Pew Research Center conducted this survey to explore various sources of meaning and fulfillment in Americans’ lives. For this study, we surveyed 10,156 U.S. adults from April 11 to 17, 2022. All respondents to the survey are part of the Center’s American Trends Panel (ATP), an online survey panel that is recruited through national random sampling of residential addresses. This way nearly all U.S. adults have a chance of selection. The survey is weighted to be representative of the U.S. adult population by gender, race, ethnicity, partisan affiliation, education, religious affiliation and other categories. For more, read the ATP’s methodology.
Here are the questions used in this analysis, along with responses, and its methodology.
More than eight-in-ten U.S. adults (83%) say spending time with family provides them a great deal or quite a bit of meaning and fulfillment, according to a Pew Research Center survey conducted earlier this year. This includes large majorities of Republicans and independents who lean toward the GOP (85%) as well as Democrats and Democratic leaners (82%).
Similar but smaller majorities of Republicans (64%) and Democrats (68%) say the same about spending time with friends.

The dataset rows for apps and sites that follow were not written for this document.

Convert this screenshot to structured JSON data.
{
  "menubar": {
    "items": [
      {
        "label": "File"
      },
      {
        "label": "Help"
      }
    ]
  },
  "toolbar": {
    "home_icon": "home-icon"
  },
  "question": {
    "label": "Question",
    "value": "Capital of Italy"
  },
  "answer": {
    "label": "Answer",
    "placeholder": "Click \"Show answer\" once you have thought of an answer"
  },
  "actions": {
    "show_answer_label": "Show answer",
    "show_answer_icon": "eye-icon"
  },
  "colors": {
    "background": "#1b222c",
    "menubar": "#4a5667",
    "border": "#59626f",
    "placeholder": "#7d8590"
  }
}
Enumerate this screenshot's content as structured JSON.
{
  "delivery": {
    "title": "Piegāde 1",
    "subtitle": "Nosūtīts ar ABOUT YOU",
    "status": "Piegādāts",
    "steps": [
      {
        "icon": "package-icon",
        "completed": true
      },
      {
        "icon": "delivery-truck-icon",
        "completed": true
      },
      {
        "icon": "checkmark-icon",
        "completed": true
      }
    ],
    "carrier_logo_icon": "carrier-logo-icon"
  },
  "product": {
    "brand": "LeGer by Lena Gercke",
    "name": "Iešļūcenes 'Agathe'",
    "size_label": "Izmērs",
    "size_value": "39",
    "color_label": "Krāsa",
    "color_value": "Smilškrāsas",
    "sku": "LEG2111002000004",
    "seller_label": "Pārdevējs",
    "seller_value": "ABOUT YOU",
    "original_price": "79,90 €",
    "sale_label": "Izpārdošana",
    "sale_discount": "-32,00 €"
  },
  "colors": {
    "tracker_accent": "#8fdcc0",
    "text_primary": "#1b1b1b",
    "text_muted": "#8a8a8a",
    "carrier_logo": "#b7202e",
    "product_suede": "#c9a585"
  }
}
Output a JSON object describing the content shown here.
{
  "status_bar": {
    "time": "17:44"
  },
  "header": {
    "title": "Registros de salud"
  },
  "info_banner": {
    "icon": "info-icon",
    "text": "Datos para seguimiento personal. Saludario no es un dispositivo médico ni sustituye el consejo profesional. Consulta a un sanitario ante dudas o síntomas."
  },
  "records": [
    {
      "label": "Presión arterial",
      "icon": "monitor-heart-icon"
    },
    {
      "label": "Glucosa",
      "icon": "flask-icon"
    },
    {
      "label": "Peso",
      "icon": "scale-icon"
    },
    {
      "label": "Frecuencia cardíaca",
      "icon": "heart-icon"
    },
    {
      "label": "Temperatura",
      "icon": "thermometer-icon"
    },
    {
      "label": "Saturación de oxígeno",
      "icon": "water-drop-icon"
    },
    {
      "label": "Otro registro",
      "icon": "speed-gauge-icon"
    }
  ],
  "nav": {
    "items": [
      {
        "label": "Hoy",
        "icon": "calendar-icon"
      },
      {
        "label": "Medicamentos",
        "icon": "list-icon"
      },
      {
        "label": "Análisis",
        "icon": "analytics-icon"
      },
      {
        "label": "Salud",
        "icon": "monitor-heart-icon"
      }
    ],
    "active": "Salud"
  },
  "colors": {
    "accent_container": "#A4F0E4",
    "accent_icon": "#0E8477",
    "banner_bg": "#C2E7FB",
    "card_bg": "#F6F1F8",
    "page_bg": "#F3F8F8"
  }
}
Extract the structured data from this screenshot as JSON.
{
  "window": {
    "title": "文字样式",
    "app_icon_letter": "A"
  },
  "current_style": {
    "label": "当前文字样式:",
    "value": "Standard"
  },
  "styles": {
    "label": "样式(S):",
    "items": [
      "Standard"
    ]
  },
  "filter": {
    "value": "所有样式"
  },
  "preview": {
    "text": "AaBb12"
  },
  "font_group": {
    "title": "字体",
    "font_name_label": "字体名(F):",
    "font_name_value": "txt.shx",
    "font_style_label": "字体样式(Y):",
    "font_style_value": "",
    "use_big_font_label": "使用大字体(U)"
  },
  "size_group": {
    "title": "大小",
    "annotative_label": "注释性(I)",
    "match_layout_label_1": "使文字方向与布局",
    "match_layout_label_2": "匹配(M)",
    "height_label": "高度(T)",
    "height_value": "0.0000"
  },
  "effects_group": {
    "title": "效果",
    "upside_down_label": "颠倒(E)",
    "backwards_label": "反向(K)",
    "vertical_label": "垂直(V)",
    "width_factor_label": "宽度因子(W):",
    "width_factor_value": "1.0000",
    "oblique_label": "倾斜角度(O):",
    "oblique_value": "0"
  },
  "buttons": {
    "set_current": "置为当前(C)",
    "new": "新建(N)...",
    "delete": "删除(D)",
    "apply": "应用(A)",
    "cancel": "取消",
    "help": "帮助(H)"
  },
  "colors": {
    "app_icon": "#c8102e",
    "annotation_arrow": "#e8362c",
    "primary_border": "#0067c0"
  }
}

The share of Republicans and Democrats who say they draw a great deal or quite a bit of meaning and fulfillment from being outdoors and experiencing nature is also nearly identical (72% and 70%, respectively). Republicans are substantially more likely to say they draw meaning from their religious faith, however (56% vs. 39%).
Previous research has found that beyond family, partisans differ over other sources of meaning in life.
Note: Here are the questions used in this analysis, along with responses, and its methodology.